__Work to be completed__
Quote all entries exactly, leaving pictures aside.

__Exercise input__

*** Block opens ***

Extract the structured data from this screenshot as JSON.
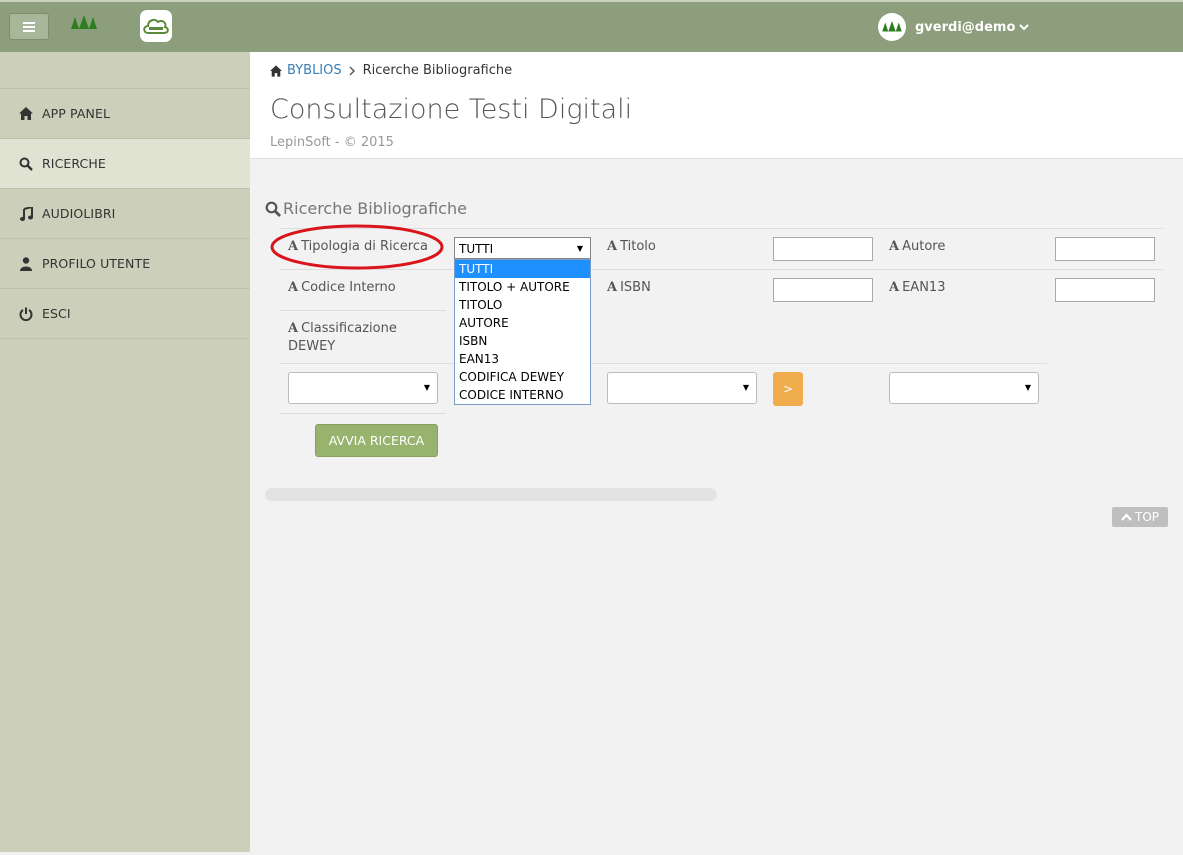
{
  "topbar": {
    "user_name": "gverdi@demo"
  },
  "sidebar": {
    "items": [
      {
        "label": "APP PANEL",
        "icon": "home-icon"
      },
      {
        "label": "RICERCHE",
        "icon": "search-icon"
      },
      {
        "label": "AUDIOLIBRI",
        "icon": "music-icon"
      },
      {
        "label": "PROFILO UTENTE",
        "icon": "user-icon"
      },
      {
        "label": "ESCI",
        "icon": "power-icon"
      }
    ]
  },
  "header": {
    "breadcrumb_root": "BYBLIOS",
    "breadcrumb_current": "Ricerche Bibliografiche",
    "title": "Consultazione Testi Digitali",
    "subtitle": "LepinSoft - © 2015"
  },
  "search": {
    "section_title": "Ricerche Bibliografiche",
    "label_a": "A",
    "fields": {
      "tipologia_label": "Tipologia di Ricerca",
      "titolo_label": "Titolo",
      "autore_label": "Autore",
      "codice_label": "Codice Interno",
      "isbn_label": "ISBN",
      "ean_label": "EAN13",
      "class_label_1": "Classificazione",
      "class_label_2": "DEWEY"
    },
    "tipologia_selected": "TUTTI",
    "tipologia_options": [
      "TUTTI",
      "TITOLO + AUTORE",
      "TITOLO",
      "AUTORE",
      "ISBN",
      "EAN13",
      "CODIFICA DEWEY",
      "CODICE INTERNO"
    ],
    "next_label": ">",
    "submit_label": "AVVIA RICERCA"
  },
  "footer": {
    "top_label": "TOP"
  },
  "colors": {
    "topbar": "#8d9e7c",
    "sidebar": "#cccfb9",
    "accent_orange": "#f0ad4e",
    "accent_green": "#98b36e",
    "annotation_red": "#d9141b"
  }
}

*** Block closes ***

__Solution__
Extract the structured data from this screenshot as JSON.
{
  "topbar": {
    "user_name": "gverdi@demo"
  },
  "sidebar": {
    "items": [
      {
        "label": "APP PANEL",
        "icon": "home-icon"
      },
      {
        "label": "RICERCHE",
        "icon": "search-icon"
      },
      {
        "label": "AUDIOLIBRI",
        "icon": "music-icon"
      },
      {
        "label": "PROFILO UTENTE",
        "icon": "user-icon"
      },
      {
        "label": "ESCI",
        "icon": "power-icon"
      }
    ]
  },
  "header": {
    "breadcrumb_root": "BYBLIOS",
    "breadcrumb_current": "Ricerche Bibliografiche",
    "title": "Consultazione Testi Digitali",
    "subtitle": "LepinSoft - © 2015"
  },
  "search": {
    "section_title": "Ricerche Bibliografiche",
    "label_a": "A",
    "fields": {
      "tipologia_label": "Tipologia di Ricerca",
      "titolo_label": "Titolo",
      "autore_label": "Autore",
      "codice_label": "Codice Interno",
      "isbn_label": "ISBN",
      "ean_label": "EAN13",
      "class_label_1": "Classificazione",
      "class_label_2": "DEWEY"
    },
    "tipologia_selected": "TUTTI",
    "tipologia_options": [
      "TUTTI",
      "TITOLO + AUTORE",
      "TITOLO",
      "AUTORE",
      "ISBN",
      "EAN13",
      "CODIFICA DEWEY",
      "CODICE INTERNO"
    ],
    "next_label": ">",
    "submit_label": "AVVIA RICERCA"
  },
  "footer": {
    "top_label": "TOP"
  },
  "colors": {
    "topbar": "#8d9e7c",
    "sidebar": "#cccfb9",
    "accent_orange": "#f0ad4e",
    "accent_green": "#98b36e",
    "annotation_red": "#d9141b"
  }
}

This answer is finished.